**Data in this exercise:**
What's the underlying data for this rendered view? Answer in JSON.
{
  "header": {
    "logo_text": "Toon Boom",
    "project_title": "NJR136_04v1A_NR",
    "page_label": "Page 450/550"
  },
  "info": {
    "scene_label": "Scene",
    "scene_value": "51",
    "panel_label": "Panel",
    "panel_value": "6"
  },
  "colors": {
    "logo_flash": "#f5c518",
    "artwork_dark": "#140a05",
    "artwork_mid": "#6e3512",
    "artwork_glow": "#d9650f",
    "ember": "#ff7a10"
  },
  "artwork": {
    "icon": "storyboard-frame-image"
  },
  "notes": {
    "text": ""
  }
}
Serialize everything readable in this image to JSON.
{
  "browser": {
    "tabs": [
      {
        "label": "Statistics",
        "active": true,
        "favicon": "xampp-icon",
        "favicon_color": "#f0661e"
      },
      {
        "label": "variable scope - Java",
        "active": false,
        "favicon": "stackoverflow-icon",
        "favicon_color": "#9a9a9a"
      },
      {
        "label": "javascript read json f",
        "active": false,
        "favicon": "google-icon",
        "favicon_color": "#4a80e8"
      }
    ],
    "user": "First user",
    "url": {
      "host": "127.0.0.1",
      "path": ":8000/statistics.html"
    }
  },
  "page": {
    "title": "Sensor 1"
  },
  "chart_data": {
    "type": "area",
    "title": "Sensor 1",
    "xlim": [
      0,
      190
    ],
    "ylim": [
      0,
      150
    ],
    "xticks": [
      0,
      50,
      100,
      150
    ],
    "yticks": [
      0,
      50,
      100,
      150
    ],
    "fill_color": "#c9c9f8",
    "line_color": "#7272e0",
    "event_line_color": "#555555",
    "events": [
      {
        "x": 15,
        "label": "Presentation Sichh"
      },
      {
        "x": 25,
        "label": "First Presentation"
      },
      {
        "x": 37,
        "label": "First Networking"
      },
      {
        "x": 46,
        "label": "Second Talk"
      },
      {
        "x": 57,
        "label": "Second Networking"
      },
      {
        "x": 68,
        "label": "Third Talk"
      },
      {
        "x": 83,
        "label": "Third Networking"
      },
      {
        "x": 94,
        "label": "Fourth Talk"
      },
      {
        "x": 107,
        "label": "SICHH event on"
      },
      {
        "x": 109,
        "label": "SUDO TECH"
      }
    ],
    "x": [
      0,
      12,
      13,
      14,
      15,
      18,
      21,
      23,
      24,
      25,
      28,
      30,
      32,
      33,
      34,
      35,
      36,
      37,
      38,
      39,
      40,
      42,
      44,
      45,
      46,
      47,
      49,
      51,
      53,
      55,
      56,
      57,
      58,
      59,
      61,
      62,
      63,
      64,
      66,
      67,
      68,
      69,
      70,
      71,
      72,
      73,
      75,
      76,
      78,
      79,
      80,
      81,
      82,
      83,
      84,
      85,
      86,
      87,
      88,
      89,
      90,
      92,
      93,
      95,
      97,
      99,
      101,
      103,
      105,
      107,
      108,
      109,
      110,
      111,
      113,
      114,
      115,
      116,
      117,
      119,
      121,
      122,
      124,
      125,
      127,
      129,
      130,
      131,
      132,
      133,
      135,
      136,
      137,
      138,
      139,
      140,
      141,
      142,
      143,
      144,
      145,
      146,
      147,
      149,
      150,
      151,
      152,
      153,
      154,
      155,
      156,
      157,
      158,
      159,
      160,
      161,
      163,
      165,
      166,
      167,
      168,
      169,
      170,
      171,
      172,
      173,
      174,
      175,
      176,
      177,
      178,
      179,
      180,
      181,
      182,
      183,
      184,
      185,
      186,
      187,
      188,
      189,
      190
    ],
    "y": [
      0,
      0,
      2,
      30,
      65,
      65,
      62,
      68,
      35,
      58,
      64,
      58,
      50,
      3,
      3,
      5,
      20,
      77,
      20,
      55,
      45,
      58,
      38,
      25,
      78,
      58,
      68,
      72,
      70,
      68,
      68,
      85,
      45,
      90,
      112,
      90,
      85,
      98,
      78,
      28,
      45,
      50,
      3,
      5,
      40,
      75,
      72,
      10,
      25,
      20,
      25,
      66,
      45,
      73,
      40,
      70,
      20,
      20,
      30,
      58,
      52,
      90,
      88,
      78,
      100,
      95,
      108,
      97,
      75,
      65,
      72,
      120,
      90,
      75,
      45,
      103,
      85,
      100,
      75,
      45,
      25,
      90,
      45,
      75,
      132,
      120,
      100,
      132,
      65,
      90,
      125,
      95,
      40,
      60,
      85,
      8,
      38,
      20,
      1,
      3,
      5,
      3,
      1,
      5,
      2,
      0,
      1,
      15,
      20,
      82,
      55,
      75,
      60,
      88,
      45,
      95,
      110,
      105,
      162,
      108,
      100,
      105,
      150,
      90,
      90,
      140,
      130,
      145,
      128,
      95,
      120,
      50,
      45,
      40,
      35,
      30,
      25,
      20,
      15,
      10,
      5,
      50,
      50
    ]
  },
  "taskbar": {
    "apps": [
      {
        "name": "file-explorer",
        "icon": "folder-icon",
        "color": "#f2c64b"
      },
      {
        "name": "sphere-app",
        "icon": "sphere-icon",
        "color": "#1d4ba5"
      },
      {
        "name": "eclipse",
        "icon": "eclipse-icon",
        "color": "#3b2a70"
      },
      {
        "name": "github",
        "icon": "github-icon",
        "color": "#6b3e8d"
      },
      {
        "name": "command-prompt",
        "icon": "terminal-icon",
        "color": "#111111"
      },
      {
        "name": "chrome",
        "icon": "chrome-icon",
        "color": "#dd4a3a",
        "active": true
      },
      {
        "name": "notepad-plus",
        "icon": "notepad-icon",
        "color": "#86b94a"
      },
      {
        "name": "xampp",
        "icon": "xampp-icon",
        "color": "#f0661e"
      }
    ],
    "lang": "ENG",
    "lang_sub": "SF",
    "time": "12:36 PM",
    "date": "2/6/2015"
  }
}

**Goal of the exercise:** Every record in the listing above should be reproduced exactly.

**Output for this task:**
What's the underlying data for this rendered view? Answer in JSON.
{
  "header": {
    "logo_text": "Toon Boom",
    "project_title": "NJR136_04v1A_NR",
    "page_label": "Page 450/550"
  },
  "info": {
    "scene_label": "Scene",
    "scene_value": "51",
    "panel_label": "Panel",
    "panel_value": "6"
  },
  "colors": {
    "logo_flash": "#f5c518",
    "artwork_dark": "#140a05",
    "artwork_mid": "#6e3512",
    "artwork_glow": "#d9650f",
    "ember": "#ff7a10"
  },
  "artwork": {
    "icon": "storyboard-frame-image"
  },
  "notes": {
    "text": ""
  }
}
Serialize everything readable in this image to JSON.
{
  "browser": {
    "tabs": [
      {
        "label": "Statistics",
        "active": true,
        "favicon": "xampp-icon",
        "favicon_color": "#f0661e"
      },
      {
        "label": "variable scope - Java",
        "active": false,
        "favicon": "stackoverflow-icon",
        "favicon_color": "#9a9a9a"
      },
      {
        "label": "javascript read json f",
        "active": false,
        "favicon": "google-icon",
        "favicon_color": "#4a80e8"
      }
    ],
    "user": "First user",
    "url": {
      "host": "127.0.0.1",
      "path": ":8000/statistics.html"
    }
  },
  "page": {
    "title": "Sensor 1"
  },
  "chart_data": {
    "type": "area",
    "title": "Sensor 1",
    "xlim": [
      0,
      190
    ],
    "ylim": [
      0,
      150
    ],
    "xticks": [
      0,
      50,
      100,
      150
    ],
    "yticks": [
      0,
      50,
      100,
      150
    ],
    "fill_color": "#c9c9f8",
    "line_color": "#7272e0",
    "event_line_color": "#555555",
    "events": [
      {
        "x": 15,
        "label": "Presentation Sichh"
      },
      {
        "x": 25,
        "label": "First Presentation"
      },
      {
        "x": 37,
        "label": "First Networking"
      },
      {
        "x": 46,
        "label": "Second Talk"
      },
      {
        "x": 57,
        "label": "Second Networking"
      },
      {
        "x": 68,
        "label": "Third Talk"
      },
      {
        "x": 83,
        "label": "Third Networking"
      },
      {
        "x": 94,
        "label": "Fourth Talk"
      },
      {
        "x": 107,
        "label": "SICHH event on"
      },
      {
        "x": 109,
        "label": "SUDO TECH"
      }
    ],
    "x": [
      0,
      12,
      13,
      14,
      15,
      18,
      21,
      23,
      24,
      25,
      28,
      30,
      32,
      33,
      34,
      35,
      36,
      37,
      38,
      39,
      40,
      42,
      44,
      45,
      46,
      47,
      49,
      51,
      53,
      55,
      56,
      57,
      58,
      59,
      61,
      62,
      63,
      64,
      66,
      67,
      68,
      69,
      70,
      71,
      72,
      73,
      75,
      76,
      78,
      79,
      80,
      81,
      82,
      83,
      84,
      85,
      86,
      87,
      88,
      89,
      90,
      92,
      93,
      95,
      97,
      99,
      101,
      103,
      105,
      107,
      108,
      109,
      110,
      111,
      113,
      114,
      115,
      116,
      117,
      119,
      121,
      122,
      124,
      125,
      127,
      129,
      130,
      131,
      132,
      133,
      135,
      136,
      137,
      138,
      139,
      140,
      141,
      142,
      143,
      144,
      145,
      146,
      147,
      149,
      150,
      151,
      152,
      153,
      154,
      155,
      156,
      157,
      158,
      159,
      160,
      161,
      163,
      165,
      166,
      167,
      168,
      169,
      170,
      171,
      172,
      173,
      174,
      175,
      176,
      177,
      178,
      179,
      180,
      181,
      182,
      183,
      184,
      185,
      186,
      187,
      188,
      189,
      190
    ],
    "y": [
      0,
      0,
      2,
      30,
      65,
      65,
      62,
      68,
      35,
      58,
      64,
      58,
      50,
      3,
      3,
      5,
      20,
      77,
      20,
      55,
      45,
      58,
      38,
      25,
      78,
      58,
      68,
      72,
      70,
      68,
      68,
      85,
      45,
      90,
      112,
      90,
      85,
      98,
      78,
      28,
      45,
      50,
      3,
      5,
      40,
      75,
      72,
      10,
      25,
      20,
      25,
      66,
      45,
      73,
      40,
      70,
      20,
      20,
      30,
      58,
      52,
      90,
      88,
      78,
      100,
      95,
      108,
      97,
      75,
      65,
      72,
      120,
      90,
      75,
      45,
      103,
      85,
      100,
      75,
      45,
      25,
      90,
      45,
      75,
      132,
      120,
      100,
      132,
      65,
      90,
      125,
      95,
      40,
      60,
      85,
      8,
      38,
      20,
      1,
      3,
      5,
      3,
      1,
      5,
      2,
      0,
      1,
      15,
      20,
      82,
      55,
      75,
      60,
      88,
      45,
      95,
      110,
      105,
      162,
      108,
      100,
      105,
      150,
      90,
      90,
      140,
      130,
      145,
      128,
      95,
      120,
      50,
      45,
      40,
      35,
      30,
      25,
      20,
      15,
      10,
      5,
      50,
      50
    ]
  },
  "taskbar": {
    "apps": [
      {
        "name": "file-explorer",
        "icon": "folder-icon",
        "color": "#f2c64b"
      },
      {
        "name": "sphere-app",
        "icon": "sphere-icon",
        "color": "#1d4ba5"
      },
      {
        "name": "eclipse",
        "icon": "eclipse-icon",
        "color": "#3b2a70"
      },
      {
        "name": "github",
        "icon": "github-icon",
        "color": "#6b3e8d"
      },
      {
        "name": "command-prompt",
        "icon": "terminal-icon",
        "color": "#111111"
      },
      {
        "name": "chrome",
        "icon": "chrome-icon",
        "color": "#dd4a3a",
        "active": true
      },
      {
        "name": "notepad-plus",
        "icon": "notepad-icon",
        "color": "#86b94a"
      },
      {
        "name": "xampp",
        "icon": "xampp-icon",
        "color": "#f0661e"
      }
    ],
    "lang": "ENG",
    "lang_sub": "SF",
    "time": "12:36 PM",
    "date": "2/6/2015"
  }
}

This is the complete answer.